I just got off the phone with a friend discussing the horrific tornado that blew through Joplin, MO Sunday night. It only took minutes to flatten a six-mile stretch of land, destroying homes, businesses, a high school, and human beings.
The tornado also destroyed a patient wing of the St. John’s Regional Medical Center. Survivors are being transferred to other area hospitals.
Kelley Fritz, 45, of Joplin, rummaged through the remains of a storage building with her husband, Jimmy. They quickly realized they would never find the belongings they stored there. They had lost much of what was in their home after the tornado ripped away the roof. Their sons, ages 20 and 17, both Eagle Scouts, went outside after the storm.
“My sons had deceased children in their arms when they came back,” Fritz said. “My husband and I went out and saw two or three dead bodies on the ground.”
After learning of so much death and destruction, my friend asked me, “Why does this happen? I know everything happens for a reason, but I can’t understand how this is part of God’s plan.”
I don’t know why bad things happen.
I do know that God doesn’t exist to make our lives worry and hassle-free. He doesn’t exist to make us happy (whatever that means), keep us healthy, give us money, or prevent us from suffering.
God exists simply because He does. He’s the Alpha and Omega, the beginning and the end, the creator of all things. We exist because God created us.
When Job cried out to God asking him why, God gives him this answer:
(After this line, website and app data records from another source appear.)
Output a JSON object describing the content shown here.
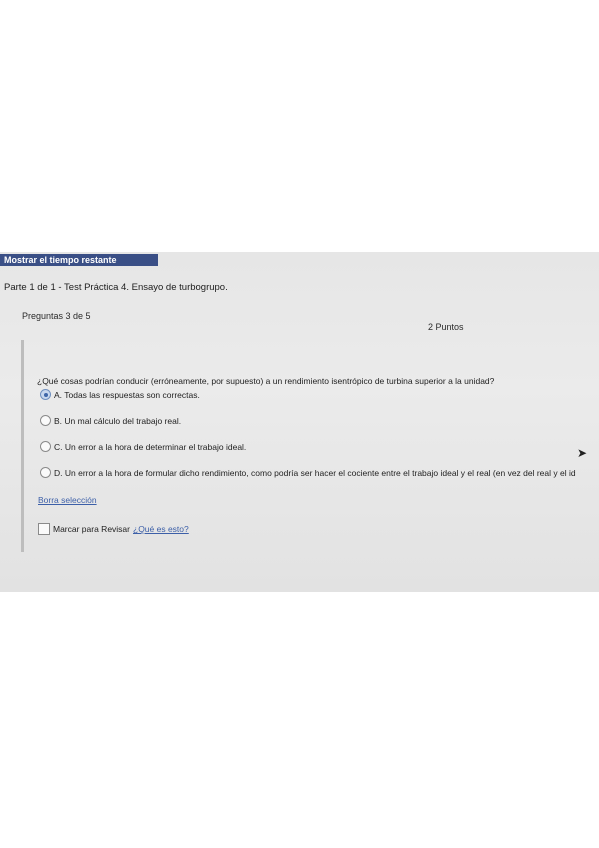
{
  "timer": {
    "label": "Mostrar el tiempo restante"
  },
  "header": {
    "part_title": "Parte 1 de 1 - Test Práctica 4. Ensayo de turbogrupo."
  },
  "question": {
    "count": "Preguntas 3 de 5",
    "points": "2 Puntos",
    "text": "¿Qué cosas podrían conducir (erróneamente, por supuesto) a un rendimiento isentrópico de turbina superior a la unidad?",
    "options": [
      {
        "label": "A. Todas las respuestas son correctas.",
        "selected": true
      },
      {
        "label": "B. Un mal cálculo del trabajo real.",
        "selected": false
      },
      {
        "label": "C. Un error a la hora de determinar el trabajo ideal.",
        "selected": false
      },
      {
        "label": "D. Un error a la hora de formular dicho rendimiento, como podría ser hacer el cociente entre el trabajo ideal y el real (en vez del real y el id",
        "selected": false
      }
    ],
    "clear_selection": "Borra selección",
    "mark_review": "Marcar para Revisar",
    "help_link": "¿Qué es esto?"
  },
  "colors": {
    "timer_bg": "#3a4f86",
    "link": "#3c5fa8"
  }
}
Where were you when I laid the foundation of the earth?
Tell me, if you have understanding.Who determined its measurements—surely you know!
Or who stretched the line upon it?
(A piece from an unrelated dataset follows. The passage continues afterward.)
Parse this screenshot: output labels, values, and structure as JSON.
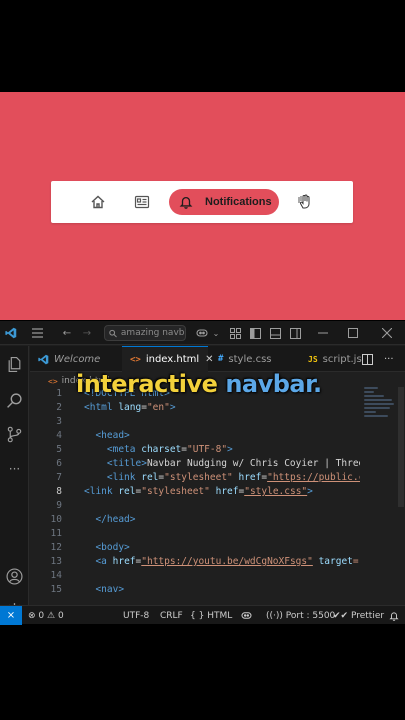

On what were its bases sunk,
or who laid its cornerstone,
when the morning stars sang together
and all the sons of God shouted for joy?
Roughly translated: “Who are you to question my motives?”
When tragedy strikes, when loved ones are lost and innocence is shattered, our hearts break and we silently (or loudly) scream, “WHY?”
Asking why is fruitless, because our limited knowledge of God’s universe can’t begin to comprehend His reasons. God did not let this happen or make this happen in the way that we think of things happening. Just as God does not exist to make us happy, He doesn’t exist to torment us either.
Disasters happen. Life on Earth ends. This life is a blink, and right now at this very second, God knows exactly when and how your time here will end. That doesn’t make Him mean or vengeful; it just makes Him God.
We can’t possibly understand the plans God has for us. Why would He strike a little girl blind and deaf? Because He knew how many lives Helen Keller would touch (get it? Sorry, couldn’t help myself). Why would He allow a boy’s brothers to sell him into slavery? Because without Joseph in Egypt, God’s promise to Abraham couldn’t be fulfilled, as his descendants would’ve starved to death.
He knows what He’s doing, even if we don’t. I don’t know why bad things happen, but I trust that the Lord has a plan, that he will bring triumph from tragedy, and that ultimately, I know that no matter what happens on this planet, He holds me in His hand, because I am His.
But that doesn’t mean I won’t cry or rage with grief.
I am only human.